Exercise requirements: Scan the listing below and copy every line holding "JSON".
**** Record extracts ****
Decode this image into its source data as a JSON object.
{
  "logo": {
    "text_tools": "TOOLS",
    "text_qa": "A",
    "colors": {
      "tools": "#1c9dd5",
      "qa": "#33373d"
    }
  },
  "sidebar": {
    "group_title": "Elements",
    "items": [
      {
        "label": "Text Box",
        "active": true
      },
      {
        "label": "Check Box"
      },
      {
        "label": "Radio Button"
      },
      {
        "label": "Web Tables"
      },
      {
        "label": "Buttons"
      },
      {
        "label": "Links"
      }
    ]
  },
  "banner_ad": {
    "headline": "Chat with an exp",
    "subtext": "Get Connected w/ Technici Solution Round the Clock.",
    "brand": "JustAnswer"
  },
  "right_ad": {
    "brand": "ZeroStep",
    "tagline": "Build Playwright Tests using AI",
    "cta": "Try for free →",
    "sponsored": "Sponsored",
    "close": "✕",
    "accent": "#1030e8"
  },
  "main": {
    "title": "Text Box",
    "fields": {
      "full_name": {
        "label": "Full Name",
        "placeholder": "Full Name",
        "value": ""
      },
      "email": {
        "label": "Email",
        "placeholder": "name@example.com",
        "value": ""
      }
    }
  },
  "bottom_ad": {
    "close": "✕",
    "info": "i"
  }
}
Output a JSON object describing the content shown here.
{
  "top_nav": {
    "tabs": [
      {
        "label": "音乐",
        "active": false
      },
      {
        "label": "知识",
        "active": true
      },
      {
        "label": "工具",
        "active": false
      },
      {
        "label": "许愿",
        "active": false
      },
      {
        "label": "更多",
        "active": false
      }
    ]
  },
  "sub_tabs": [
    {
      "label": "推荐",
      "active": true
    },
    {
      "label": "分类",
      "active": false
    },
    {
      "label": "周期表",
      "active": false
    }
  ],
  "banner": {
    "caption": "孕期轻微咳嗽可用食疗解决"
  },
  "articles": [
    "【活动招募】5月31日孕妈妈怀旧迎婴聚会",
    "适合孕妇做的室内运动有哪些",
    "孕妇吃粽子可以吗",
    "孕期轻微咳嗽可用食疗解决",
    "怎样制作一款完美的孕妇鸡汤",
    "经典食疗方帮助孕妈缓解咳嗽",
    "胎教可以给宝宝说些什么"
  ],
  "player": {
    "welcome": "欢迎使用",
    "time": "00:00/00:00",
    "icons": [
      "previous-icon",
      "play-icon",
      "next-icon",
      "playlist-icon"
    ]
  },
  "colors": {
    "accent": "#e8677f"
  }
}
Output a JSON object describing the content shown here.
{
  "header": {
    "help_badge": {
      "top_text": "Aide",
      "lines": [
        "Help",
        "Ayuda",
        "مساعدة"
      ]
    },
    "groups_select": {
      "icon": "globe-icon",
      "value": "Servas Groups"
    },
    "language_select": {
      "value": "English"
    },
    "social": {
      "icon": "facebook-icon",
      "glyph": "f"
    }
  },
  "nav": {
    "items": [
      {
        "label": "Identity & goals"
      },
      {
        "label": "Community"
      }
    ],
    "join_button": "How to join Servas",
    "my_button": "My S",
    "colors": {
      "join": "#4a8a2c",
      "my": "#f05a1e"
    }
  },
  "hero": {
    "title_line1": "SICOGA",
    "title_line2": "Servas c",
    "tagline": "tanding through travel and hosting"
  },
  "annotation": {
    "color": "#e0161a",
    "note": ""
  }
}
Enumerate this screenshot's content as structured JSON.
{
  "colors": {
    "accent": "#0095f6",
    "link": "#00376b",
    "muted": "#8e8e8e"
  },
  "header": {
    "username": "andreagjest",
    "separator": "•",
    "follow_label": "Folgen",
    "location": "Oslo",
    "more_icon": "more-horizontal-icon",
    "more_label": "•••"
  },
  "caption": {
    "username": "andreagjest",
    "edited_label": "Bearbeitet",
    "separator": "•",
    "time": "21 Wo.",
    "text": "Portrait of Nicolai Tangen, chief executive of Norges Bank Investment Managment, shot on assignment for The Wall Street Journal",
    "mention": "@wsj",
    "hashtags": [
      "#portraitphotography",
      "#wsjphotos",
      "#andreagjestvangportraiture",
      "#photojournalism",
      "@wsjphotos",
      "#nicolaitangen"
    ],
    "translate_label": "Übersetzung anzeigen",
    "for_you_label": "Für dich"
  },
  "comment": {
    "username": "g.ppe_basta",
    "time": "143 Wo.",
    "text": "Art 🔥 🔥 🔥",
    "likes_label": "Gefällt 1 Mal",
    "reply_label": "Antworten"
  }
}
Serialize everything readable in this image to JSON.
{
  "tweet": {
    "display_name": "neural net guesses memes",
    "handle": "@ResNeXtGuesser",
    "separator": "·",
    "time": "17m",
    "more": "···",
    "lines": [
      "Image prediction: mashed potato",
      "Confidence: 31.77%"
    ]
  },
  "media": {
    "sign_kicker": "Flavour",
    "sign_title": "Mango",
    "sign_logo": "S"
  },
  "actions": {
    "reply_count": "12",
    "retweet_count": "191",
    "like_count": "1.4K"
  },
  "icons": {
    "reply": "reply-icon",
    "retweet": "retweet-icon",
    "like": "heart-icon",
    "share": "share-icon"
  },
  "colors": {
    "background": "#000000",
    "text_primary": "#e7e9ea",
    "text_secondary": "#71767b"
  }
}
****
Answer section:
Decode this image into its source data as a JSON object.
Output a JSON object describing the content shown here.
Output a JSON object describing the content shown here.
Enumerate this screenshot's content as structured JSON.
Serialize everything readable in this image to JSON.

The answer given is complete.